UK government Welsh Secretary Simon Hart said: "The opportunities we are creating and the new routes into employment are great news for young people in Wales, while VAT cut for tourism and hospitality will be a huge boost for that sector.
"It is now absolutely essential that Wales' world-class tourism and hospitality industry can properly open for business."
Currently no date is set for pubs, cafes and restaurants to reopen indoors in Wales, although plans are for them to use outdoor spaces from 13 July.
Outdoor attractions have been allowed to reopen with the lifting of travel restrictions last Monday, and self-contained accommodation is also expected to open from 13 July.
Welsh stamp duty cut not ruled out
The UK government announcement on stamp duty prompted requests for the same in Wales, where the charge is called land transaction tax (LTT).
It is not levied for properties sold in Wales worth £180,000 and lower.
Estate agent Morris, Marshall and Poole with Norman Lloyd, said such a cut would "stimulate the local market", while the Home Builders Federation said cutting LTT would "increase industry confidence and encourage investment".
Wales' finance minister Rebecca Evans did not rule out matching the stamp duty holiday, saying she would consider the implications of the announcements over the "next day or so".
Ms Evans said it was "really surprising that the chancellor had very little to say today about public services, health, social care" and local government, calling for more cash to "reopen healthcare more widely".
She added the youth employment scheme looked "very much indeed" like the Welsh Government's part-EU funded Jobs Growth Welsh scheme, which she said had helped 20,000 into employment since 2012.
The 'kickstart' fund will subsidise six-month work placements for people on Universal Credit aged between 16 and 24, who are at risk of long-term unemployment, while Jobs Growth Wales offers firms subsidies for six-month job opportunities.
Ms Evans denied that the restaurant discount would put more pressure on the Welsh Government to reopen indoor hospitality. "I think what we really want to see is the evidence which tells us that it is safe to increase the opportunities for those hospitality businesses to open," she added.
The UK government said the summer statement confirmed "an additional £500m of Covid-19 funding for the Welsh Government through the Barnett formula".
The Welsh Government has seen its budgets rise since the Covid-19 crisis began - the UK government said it has now provided £2.8bn extra cash.
Under the Barnett system, public spending in Wales, Scotland and Northern Ireland increases or decreases according to how spending in England rises or falls.

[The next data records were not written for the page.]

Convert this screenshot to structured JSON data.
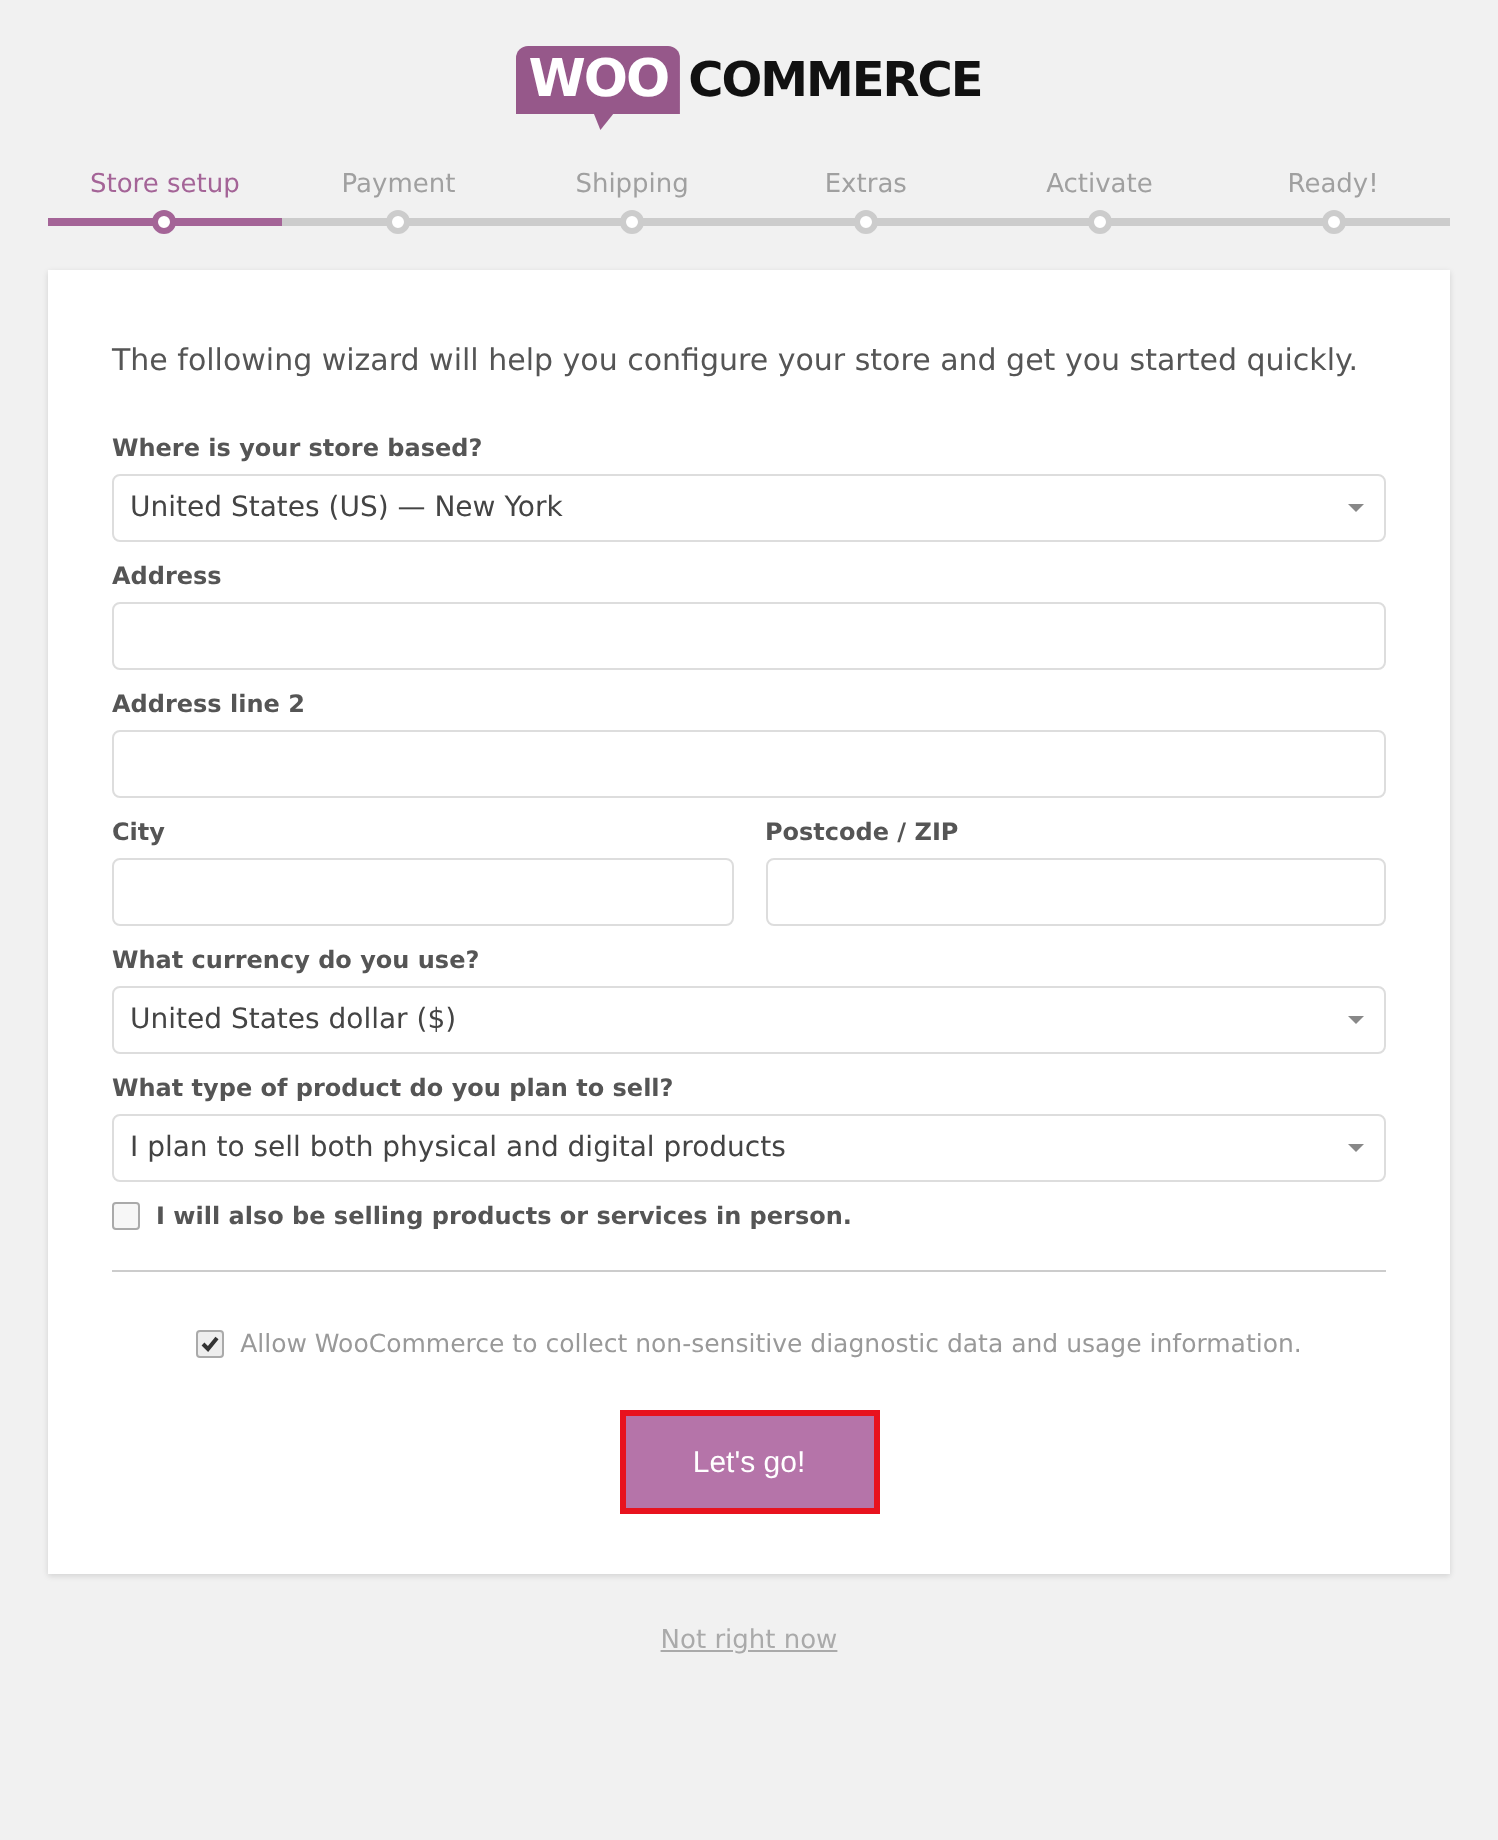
{
  "logo": {
    "badge": "WOO",
    "word": "COMMERCE"
  },
  "steps": [
    {
      "label": "Store setup",
      "selected": true
    },
    {
      "label": "Payment",
      "selected": false
    },
    {
      "label": "Shipping",
      "selected": false
    },
    {
      "label": "Extras",
      "selected": false
    },
    {
      "label": "Activate",
      "selected": false
    },
    {
      "label": "Ready!",
      "selected": false
    }
  ],
  "intro": "The following wizard will help you configure your store and get you started quickly.",
  "rows": [
    [
      {
        "kind": "select",
        "label": "Where is your store based?",
        "value": "United States (US) — New York"
      }
    ],
    [
      {
        "kind": "text",
        "label": "Address"
      }
    ],
    [
      {
        "kind": "text",
        "label": "Address line 2"
      }
    ],
    [
      {
        "kind": "text",
        "label": "City"
      },
      {
        "kind": "text",
        "label": "Postcode / ZIP"
      }
    ],
    [
      {
        "kind": "select",
        "label": "What currency do you use?",
        "value": "United States dollar ($)"
      }
    ],
    [
      {
        "kind": "select",
        "label": "What type of product do you plan to sell?",
        "value": "I plan to sell both physical and digital products"
      }
    ]
  ],
  "in_person": {
    "label": "I will also be selling products or services in person.",
    "checked": false
  },
  "tracking": {
    "label": "Allow WooCommerce to collect non-sensitive diagnostic data and usage information.",
    "checked": true
  },
  "submit": {
    "label": "Let's go!",
    "highlighted": true
  },
  "skip_link": "Not right now"
}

Welsh public services are mostly funded by UK governments grants, with a small amount of revenue from Welsh Government taxation in Wales added on.

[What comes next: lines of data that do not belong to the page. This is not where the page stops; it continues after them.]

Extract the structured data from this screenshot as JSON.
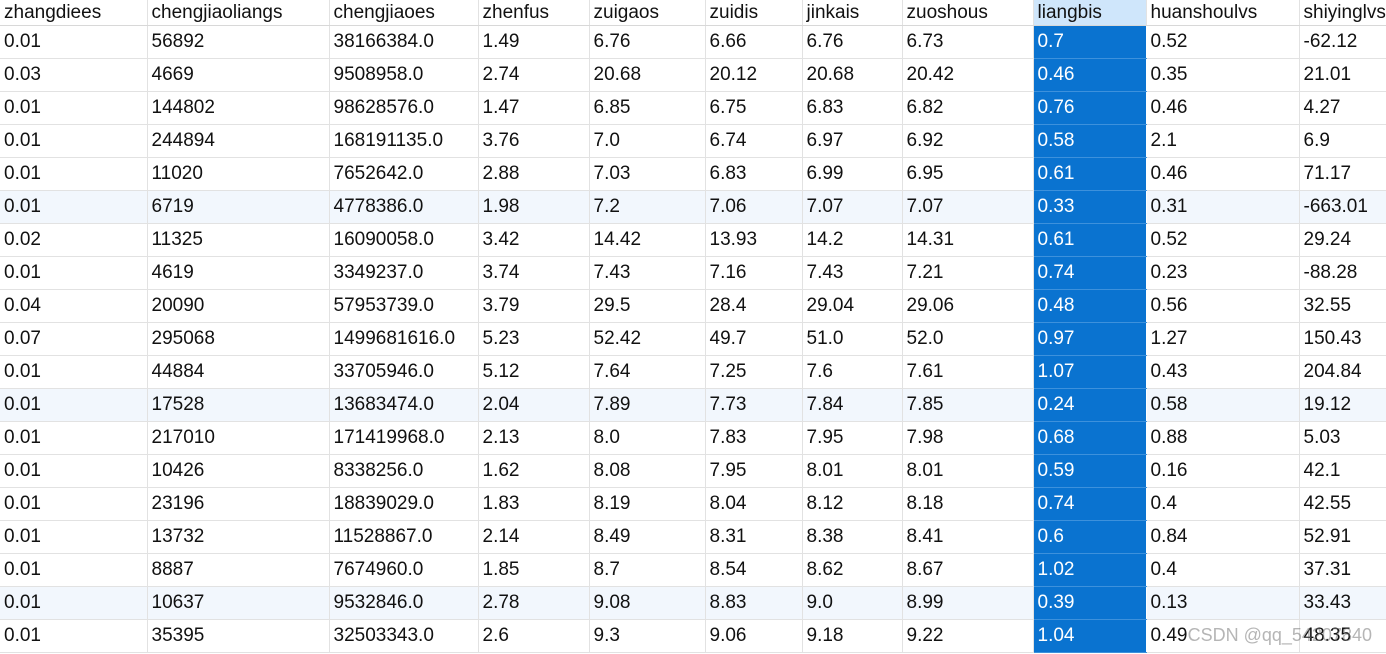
{
  "columns": [
    "zhangdiees",
    "chengjiaoliangs",
    "chengjiaoes",
    "zhenfus",
    "zuigaos",
    "zuidis",
    "jinkais",
    "zuoshous",
    "liangbis",
    "huanshoulvs",
    "shiyinglvs"
  ],
  "selected_column_index": 8,
  "selection_color": "#0a73d0",
  "rows": [
    [
      "0.01",
      "56892",
      "38166384.0",
      "1.49",
      "6.76",
      "6.66",
      "6.76",
      "6.73",
      "0.7",
      "0.52",
      "-62.12"
    ],
    [
      "0.03",
      "4669",
      "9508958.0",
      "2.74",
      "20.68",
      "20.12",
      "20.68",
      "20.42",
      "0.46",
      "0.35",
      "21.01"
    ],
    [
      "0.01",
      "144802",
      "98628576.0",
      "1.47",
      "6.85",
      "6.75",
      "6.83",
      "6.82",
      "0.76",
      "0.46",
      "4.27"
    ],
    [
      "0.01",
      "244894",
      "168191135.0",
      "3.76",
      "7.0",
      "6.74",
      "6.97",
      "6.92",
      "0.58",
      "2.1",
      "6.9"
    ],
    [
      "0.01",
      "11020",
      "7652642.0",
      "2.88",
      "7.03",
      "6.83",
      "6.99",
      "6.95",
      "0.61",
      "0.46",
      "71.17"
    ],
    [
      "0.01",
      "6719",
      "4778386.0",
      "1.98",
      "7.2",
      "7.06",
      "7.07",
      "7.07",
      "0.33",
      "0.31",
      "-663.01"
    ],
    [
      "0.02",
      "11325",
      "16090058.0",
      "3.42",
      "14.42",
      "13.93",
      "14.2",
      "14.31",
      "0.61",
      "0.52",
      "29.24"
    ],
    [
      "0.01",
      "4619",
      "3349237.0",
      "3.74",
      "7.43",
      "7.16",
      "7.43",
      "7.21",
      "0.74",
      "0.23",
      "-88.28"
    ],
    [
      "0.04",
      "20090",
      "57953739.0",
      "3.79",
      "29.5",
      "28.4",
      "29.04",
      "29.06",
      "0.48",
      "0.56",
      "32.55"
    ],
    [
      "0.07",
      "295068",
      "1499681616.0",
      "5.23",
      "52.42",
      "49.7",
      "51.0",
      "52.0",
      "0.97",
      "1.27",
      "150.43"
    ],
    [
      "0.01",
      "44884",
      "33705946.0",
      "5.12",
      "7.64",
      "7.25",
      "7.6",
      "7.61",
      "1.07",
      "0.43",
      "204.84"
    ],
    [
      "0.01",
      "17528",
      "13683474.0",
      "2.04",
      "7.89",
      "7.73",
      "7.84",
      "7.85",
      "0.24",
      "0.58",
      "19.12"
    ],
    [
      "0.01",
      "217010",
      "171419968.0",
      "2.13",
      "8.0",
      "7.83",
      "7.95",
      "7.98",
      "0.68",
      "0.88",
      "5.03"
    ],
    [
      "0.01",
      "10426",
      "8338256.0",
      "1.62",
      "8.08",
      "7.95",
      "8.01",
      "8.01",
      "0.59",
      "0.16",
      "42.1"
    ],
    [
      "0.01",
      "23196",
      "18839029.0",
      "1.83",
      "8.19",
      "8.04",
      "8.12",
      "8.18",
      "0.74",
      "0.4",
      "42.55"
    ],
    [
      "0.01",
      "13732",
      "11528867.0",
      "2.14",
      "8.49",
      "8.31",
      "8.38",
      "8.41",
      "0.6",
      "0.84",
      "52.91"
    ],
    [
      "0.01",
      "8887",
      "7674960.0",
      "1.85",
      "8.7",
      "8.54",
      "8.62",
      "8.67",
      "1.02",
      "0.4",
      "37.31"
    ],
    [
      "0.01",
      "10637",
      "9532846.0",
      "2.78",
      "9.08",
      "8.83",
      "9.0",
      "8.99",
      "0.39",
      "0.13",
      "33.43"
    ],
    [
      "0.01",
      "35395",
      "32503343.0",
      "2.6",
      "9.3",
      "9.06",
      "9.18",
      "9.22",
      "1.04",
      "0.49",
      "48.35"
    ]
  ],
  "alt_rows": [
    5,
    11,
    17
  ],
  "watermark": "CSDN @qq_54207840"
}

The last Welsh Government supplementary budget in May for coronavirus said ministers in Cardiff were spending £22bn in 2020/21.

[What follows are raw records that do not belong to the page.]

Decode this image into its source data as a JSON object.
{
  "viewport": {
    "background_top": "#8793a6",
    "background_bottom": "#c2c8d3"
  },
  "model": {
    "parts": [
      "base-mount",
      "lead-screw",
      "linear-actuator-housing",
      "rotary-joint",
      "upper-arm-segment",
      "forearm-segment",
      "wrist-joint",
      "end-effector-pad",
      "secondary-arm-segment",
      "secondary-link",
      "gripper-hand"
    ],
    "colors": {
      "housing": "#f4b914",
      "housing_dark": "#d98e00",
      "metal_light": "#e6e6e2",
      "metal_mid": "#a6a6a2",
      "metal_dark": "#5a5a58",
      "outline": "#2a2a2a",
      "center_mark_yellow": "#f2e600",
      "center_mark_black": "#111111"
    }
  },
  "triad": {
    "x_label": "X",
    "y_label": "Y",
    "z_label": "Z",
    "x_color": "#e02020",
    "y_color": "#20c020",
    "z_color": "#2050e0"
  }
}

Plaid Cymru said the UK government had not learned the lessons from the start of the coronavirus crisis, and did not announce any measures to support the next stage of the pandemic, such as local lockdowns.
Brexit Party Senedd leader Mark Reckless welcomed the chancellor's statement: "We would encourage Welsh Government to cut stamp duty here too, but there is not much point while they still ban most property viewings. It's time for a UK wide approach."
The Welsh Government said it is awaiting "full clarity on what this announcement means for Wales but we do know that it did not pull the macro levers needed to support the recovery".
"It ignored the joint calls from devolved nations to ease the rigid fiscal rules that limit our response and made only a passing reference to public services".
Welsh Finance Minister Rebecca Evans, together with counterparts in Scotland and Northern Ireland, has called for the rules to be loosened so devolved governments can borrow more.